- _Task item_: Search the records for the string "true", and show each line where it appears.

- _Task inputs_:
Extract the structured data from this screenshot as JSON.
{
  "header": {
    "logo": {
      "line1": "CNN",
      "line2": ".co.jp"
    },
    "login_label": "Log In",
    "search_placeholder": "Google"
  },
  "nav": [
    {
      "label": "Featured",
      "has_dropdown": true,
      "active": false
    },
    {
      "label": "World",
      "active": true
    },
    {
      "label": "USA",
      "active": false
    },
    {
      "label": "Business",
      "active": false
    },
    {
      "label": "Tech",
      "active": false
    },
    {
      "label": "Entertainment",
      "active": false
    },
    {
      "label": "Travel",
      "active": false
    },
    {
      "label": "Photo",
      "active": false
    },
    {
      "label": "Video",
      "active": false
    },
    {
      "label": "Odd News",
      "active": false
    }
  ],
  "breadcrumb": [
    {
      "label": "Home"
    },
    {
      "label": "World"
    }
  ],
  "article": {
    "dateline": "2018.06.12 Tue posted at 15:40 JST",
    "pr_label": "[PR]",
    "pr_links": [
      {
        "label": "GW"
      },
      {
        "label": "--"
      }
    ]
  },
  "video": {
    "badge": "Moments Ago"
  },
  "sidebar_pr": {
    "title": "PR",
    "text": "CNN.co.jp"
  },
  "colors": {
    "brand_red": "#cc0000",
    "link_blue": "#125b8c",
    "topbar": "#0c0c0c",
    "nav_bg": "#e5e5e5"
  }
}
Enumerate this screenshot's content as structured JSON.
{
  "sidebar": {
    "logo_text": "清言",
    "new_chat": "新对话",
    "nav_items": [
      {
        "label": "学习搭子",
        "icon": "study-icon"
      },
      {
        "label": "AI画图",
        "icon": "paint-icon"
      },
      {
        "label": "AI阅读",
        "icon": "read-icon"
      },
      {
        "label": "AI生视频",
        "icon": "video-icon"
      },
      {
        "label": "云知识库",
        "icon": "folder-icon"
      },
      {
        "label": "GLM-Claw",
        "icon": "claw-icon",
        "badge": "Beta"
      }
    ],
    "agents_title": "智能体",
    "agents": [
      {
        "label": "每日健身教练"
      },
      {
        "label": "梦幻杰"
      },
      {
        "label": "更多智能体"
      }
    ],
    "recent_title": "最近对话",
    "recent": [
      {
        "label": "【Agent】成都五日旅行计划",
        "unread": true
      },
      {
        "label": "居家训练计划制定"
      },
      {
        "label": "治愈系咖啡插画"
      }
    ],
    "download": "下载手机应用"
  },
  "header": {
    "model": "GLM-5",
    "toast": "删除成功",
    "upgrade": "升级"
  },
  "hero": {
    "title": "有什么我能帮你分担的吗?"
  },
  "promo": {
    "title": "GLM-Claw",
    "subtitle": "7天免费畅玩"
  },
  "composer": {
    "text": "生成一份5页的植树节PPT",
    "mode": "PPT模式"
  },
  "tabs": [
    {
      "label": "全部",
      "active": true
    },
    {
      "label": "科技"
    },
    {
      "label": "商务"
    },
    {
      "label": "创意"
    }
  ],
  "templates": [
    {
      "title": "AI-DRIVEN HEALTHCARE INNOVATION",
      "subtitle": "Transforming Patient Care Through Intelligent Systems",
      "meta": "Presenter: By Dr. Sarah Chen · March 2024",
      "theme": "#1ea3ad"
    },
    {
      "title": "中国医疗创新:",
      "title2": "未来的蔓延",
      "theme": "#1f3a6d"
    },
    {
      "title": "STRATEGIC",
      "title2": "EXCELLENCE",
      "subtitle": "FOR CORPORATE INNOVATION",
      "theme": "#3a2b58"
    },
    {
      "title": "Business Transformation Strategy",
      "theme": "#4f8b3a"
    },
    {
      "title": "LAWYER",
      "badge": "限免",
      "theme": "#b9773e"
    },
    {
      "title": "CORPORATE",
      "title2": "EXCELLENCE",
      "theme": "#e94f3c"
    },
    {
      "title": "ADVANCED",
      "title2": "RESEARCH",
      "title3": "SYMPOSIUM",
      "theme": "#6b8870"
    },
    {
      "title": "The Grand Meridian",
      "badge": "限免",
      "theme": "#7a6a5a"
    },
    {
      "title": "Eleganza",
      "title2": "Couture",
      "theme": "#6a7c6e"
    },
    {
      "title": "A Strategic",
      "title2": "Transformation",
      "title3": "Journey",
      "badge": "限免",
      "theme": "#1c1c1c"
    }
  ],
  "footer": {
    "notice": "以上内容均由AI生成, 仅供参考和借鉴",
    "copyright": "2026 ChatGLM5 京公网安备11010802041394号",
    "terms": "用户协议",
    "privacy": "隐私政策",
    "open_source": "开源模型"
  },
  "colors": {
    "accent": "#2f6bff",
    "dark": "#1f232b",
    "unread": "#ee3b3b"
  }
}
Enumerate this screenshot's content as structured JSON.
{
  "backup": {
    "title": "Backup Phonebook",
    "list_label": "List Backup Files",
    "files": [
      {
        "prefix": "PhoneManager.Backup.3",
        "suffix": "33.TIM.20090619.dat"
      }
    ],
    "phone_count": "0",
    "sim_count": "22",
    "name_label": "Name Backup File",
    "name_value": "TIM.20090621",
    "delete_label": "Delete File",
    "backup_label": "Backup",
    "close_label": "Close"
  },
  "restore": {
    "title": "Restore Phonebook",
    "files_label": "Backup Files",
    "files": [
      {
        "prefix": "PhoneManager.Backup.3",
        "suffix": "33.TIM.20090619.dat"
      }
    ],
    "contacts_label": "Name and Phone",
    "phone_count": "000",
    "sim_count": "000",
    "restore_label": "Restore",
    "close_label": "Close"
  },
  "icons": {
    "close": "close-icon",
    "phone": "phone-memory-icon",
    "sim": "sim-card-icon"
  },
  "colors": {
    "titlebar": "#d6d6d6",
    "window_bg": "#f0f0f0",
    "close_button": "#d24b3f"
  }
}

- _Result of the exercise_:
      "has_dropdown": true,
      "active": true
        "unread": true
      "active": true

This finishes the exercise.